L. peruanum Skull Replica measures 3.0 inches. L. peruanum Skull Replica is museum quality polyurethane cast. 2-part skull (separate cranium & jaw). Made in USA. Known as Northern viscacha. Our precise skull can be used as a teaching tool, museum skull exhibit, home decor skull, or office decor skull.

The Northern viscacha or L. peruanam grows to a head and body length of 12 to 18 in. with a bushy tail nearly as long which can be curled in a coil. The adult weight is between 32 and 56 oz.

Its long ears are furry and its body fur is dense and soft, but the tail has coarser hairs. The dorsal surface ranges from dark grey at lower altitudes to brown at higher elevations. The ventral surface is cream or pale grey and the tip of the tail is reddish-brown or black.

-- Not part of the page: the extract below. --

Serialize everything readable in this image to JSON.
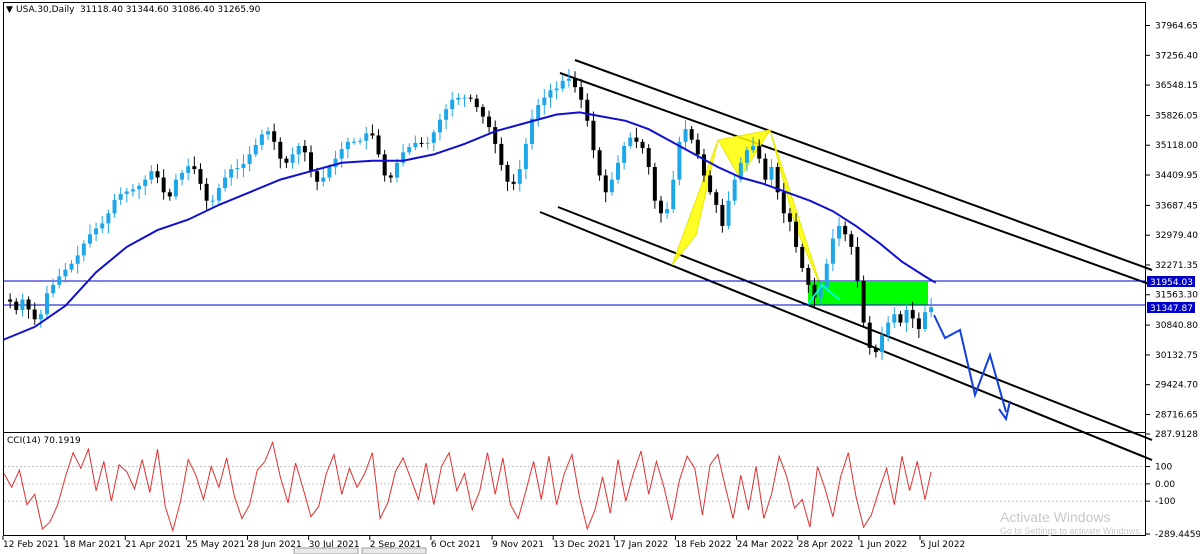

The L. peruanam is native to central and southern Peru and northern Chile, and may also be present in the area around Lake Titicaca in Peru and Bolivia. Its altitude range extends from 980 to 16,400 ft. above sea level.

L. peruanum makes its home in crevices in the rock and is found in various habitats where suitable rocky outcrops are found.

The L. peruanum is more often found on larger, steeper portions of cliffs. This preference is probably driven by a need to avoid predators, as land-based carnivores are more easily evaded on a steep slope.

L. peruanum rarely ventures far from rocks, as these provide a means of escaping from both aerial and terrestrial predators. The northern viscacha rarely has more than 50 yards of open ground between its colony and water.

Most populations of L. peruanam occur between the tree line and the snow line, but the distribution is patchy with the animal being common in some localities and absent in others even though the habitat seems equally suitable.

The L. peruanam is a herbivore and feeds on a variety of plant material, including grasses, roots, and seeds.

Breeding usually takes place during October and November. A litter usually consists of a single pup born after a gestation period around 140 days. The young is weaned when about 8 weeks old.

L. peruanam is preyed on by the Andean mountain cat, the colocolo, and the culpeo in high-altitude desert regions.

Northern viscachas are gregarious and communicate using warning whistles. Vicuna will search for threats upon hearing the northern viscacha’s whistle. The bolivian big-eared mouse will sun and feed alongside northern viscachas on occasion.

The Northern Viscacha or L. peruanam is common within suitable habitat in its range. The population size is relatively stable, and although it is hunted locally for food, no other significant threats have been identified, so the IUCN lists the species as being of Least Concern in its Red List of Threatened Species.